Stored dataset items

>>>

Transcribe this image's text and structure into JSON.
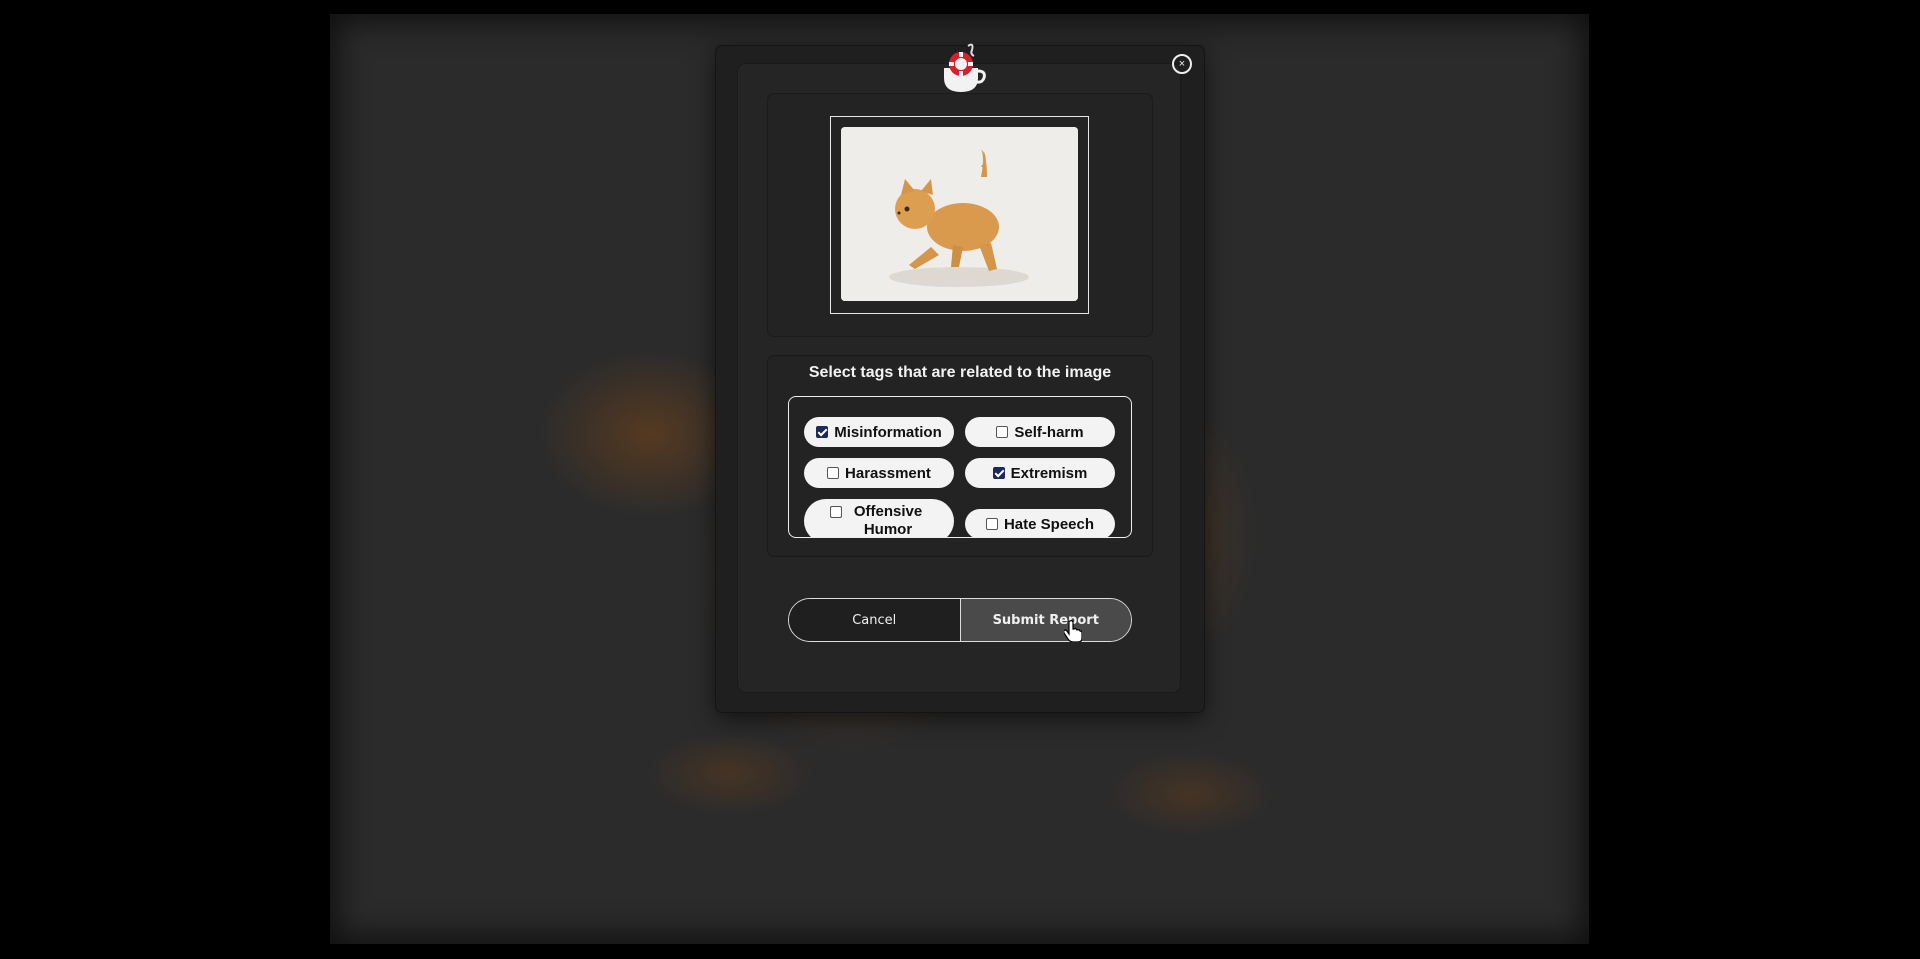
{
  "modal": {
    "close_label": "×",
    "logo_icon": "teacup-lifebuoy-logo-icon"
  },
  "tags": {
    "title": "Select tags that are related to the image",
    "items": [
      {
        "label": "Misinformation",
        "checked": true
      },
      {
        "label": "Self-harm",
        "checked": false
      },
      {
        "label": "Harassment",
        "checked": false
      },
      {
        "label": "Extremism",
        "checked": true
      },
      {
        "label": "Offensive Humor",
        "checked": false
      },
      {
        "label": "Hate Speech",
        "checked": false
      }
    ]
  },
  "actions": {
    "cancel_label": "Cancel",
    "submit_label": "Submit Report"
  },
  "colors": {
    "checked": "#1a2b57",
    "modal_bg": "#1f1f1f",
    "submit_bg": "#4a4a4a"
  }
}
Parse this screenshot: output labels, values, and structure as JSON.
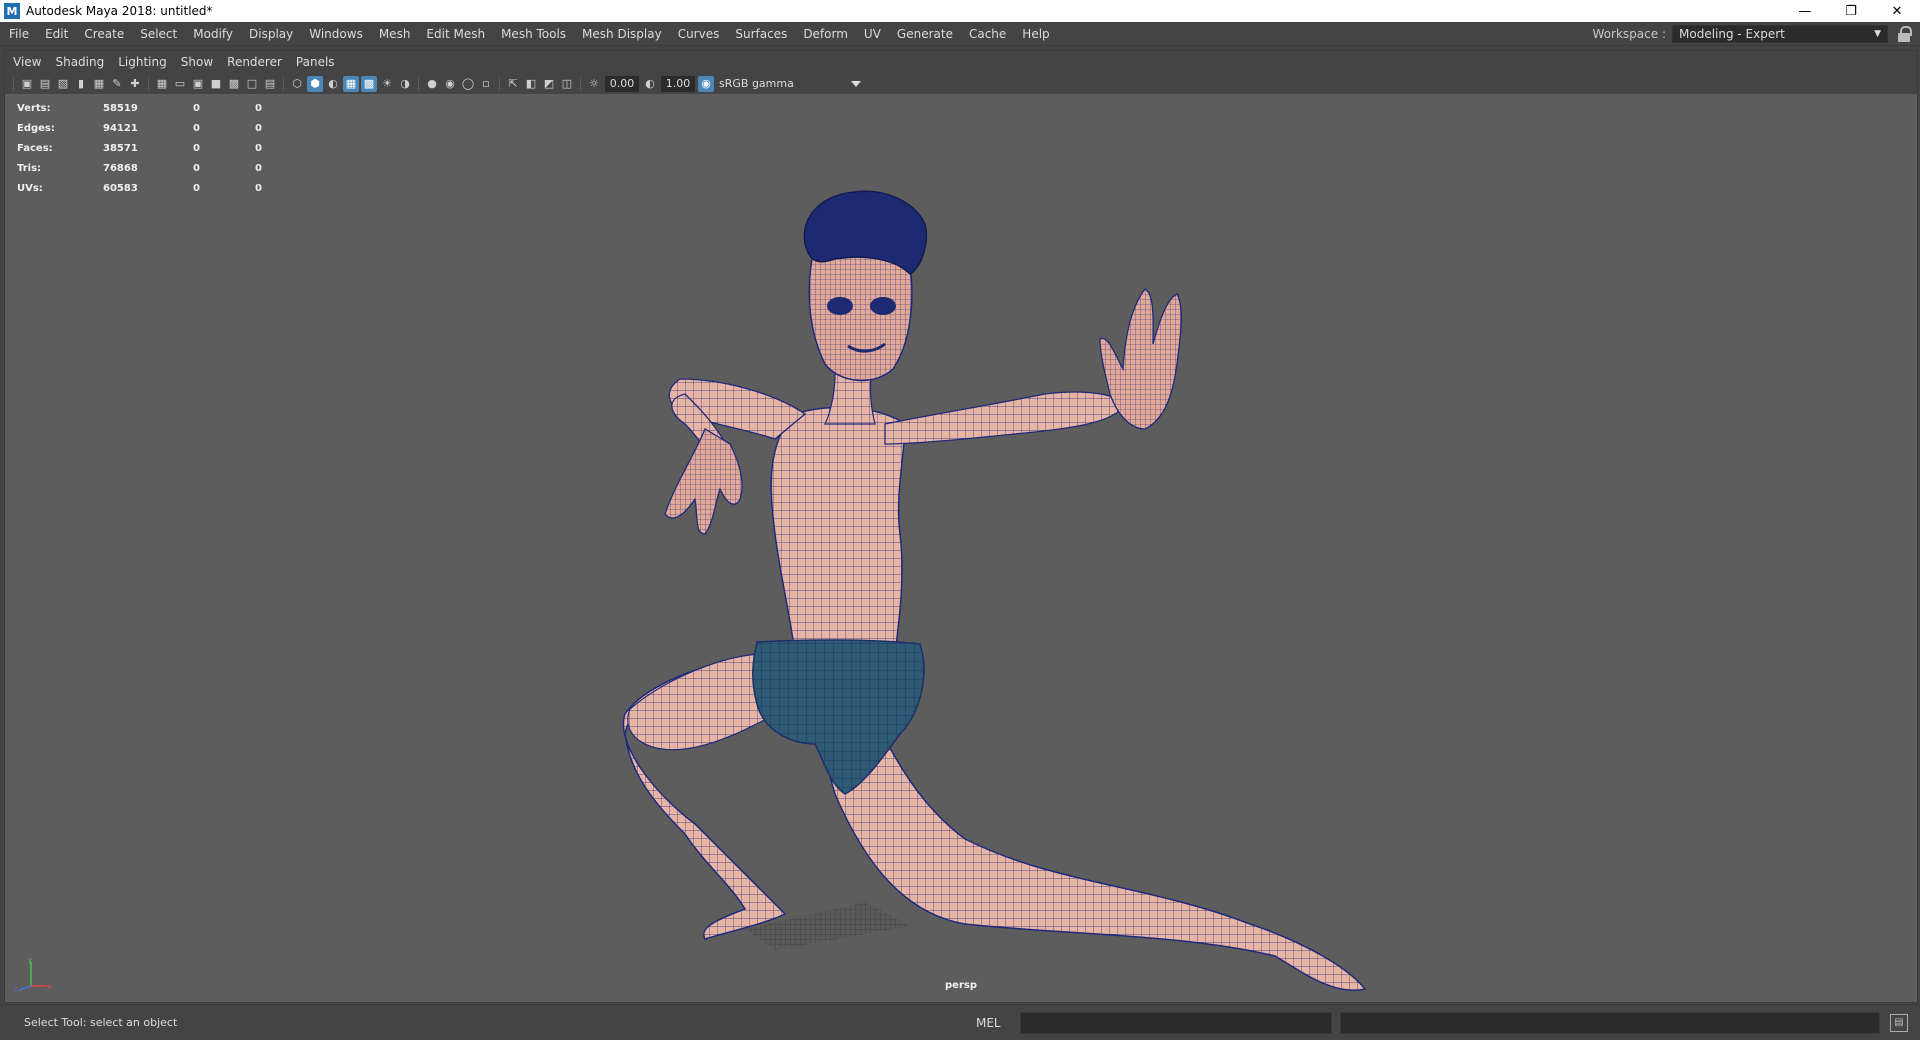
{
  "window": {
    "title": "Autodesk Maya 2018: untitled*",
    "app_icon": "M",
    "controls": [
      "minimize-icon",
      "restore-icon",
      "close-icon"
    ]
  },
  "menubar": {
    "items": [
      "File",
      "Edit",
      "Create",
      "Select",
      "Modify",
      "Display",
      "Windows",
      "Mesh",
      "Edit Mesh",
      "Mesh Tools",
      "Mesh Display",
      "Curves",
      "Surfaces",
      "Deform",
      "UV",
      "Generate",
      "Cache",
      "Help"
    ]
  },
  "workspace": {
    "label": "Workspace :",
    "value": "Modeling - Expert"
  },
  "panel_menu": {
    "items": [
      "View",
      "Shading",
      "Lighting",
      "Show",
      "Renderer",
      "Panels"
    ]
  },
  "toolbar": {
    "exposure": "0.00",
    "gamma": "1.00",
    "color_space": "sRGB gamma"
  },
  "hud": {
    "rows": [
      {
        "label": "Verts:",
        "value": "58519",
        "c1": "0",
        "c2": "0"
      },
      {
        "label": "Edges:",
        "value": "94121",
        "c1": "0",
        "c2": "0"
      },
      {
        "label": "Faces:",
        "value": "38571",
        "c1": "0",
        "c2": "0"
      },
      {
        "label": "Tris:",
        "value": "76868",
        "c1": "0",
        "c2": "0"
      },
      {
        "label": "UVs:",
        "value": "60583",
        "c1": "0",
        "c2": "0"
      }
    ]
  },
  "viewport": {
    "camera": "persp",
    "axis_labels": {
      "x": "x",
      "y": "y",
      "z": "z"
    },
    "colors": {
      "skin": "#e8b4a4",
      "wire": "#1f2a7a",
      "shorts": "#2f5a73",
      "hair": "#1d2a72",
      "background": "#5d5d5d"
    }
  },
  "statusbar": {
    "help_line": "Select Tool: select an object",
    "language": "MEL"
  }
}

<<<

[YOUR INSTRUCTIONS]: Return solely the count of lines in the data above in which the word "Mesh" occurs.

[ANSWER AREA]: 4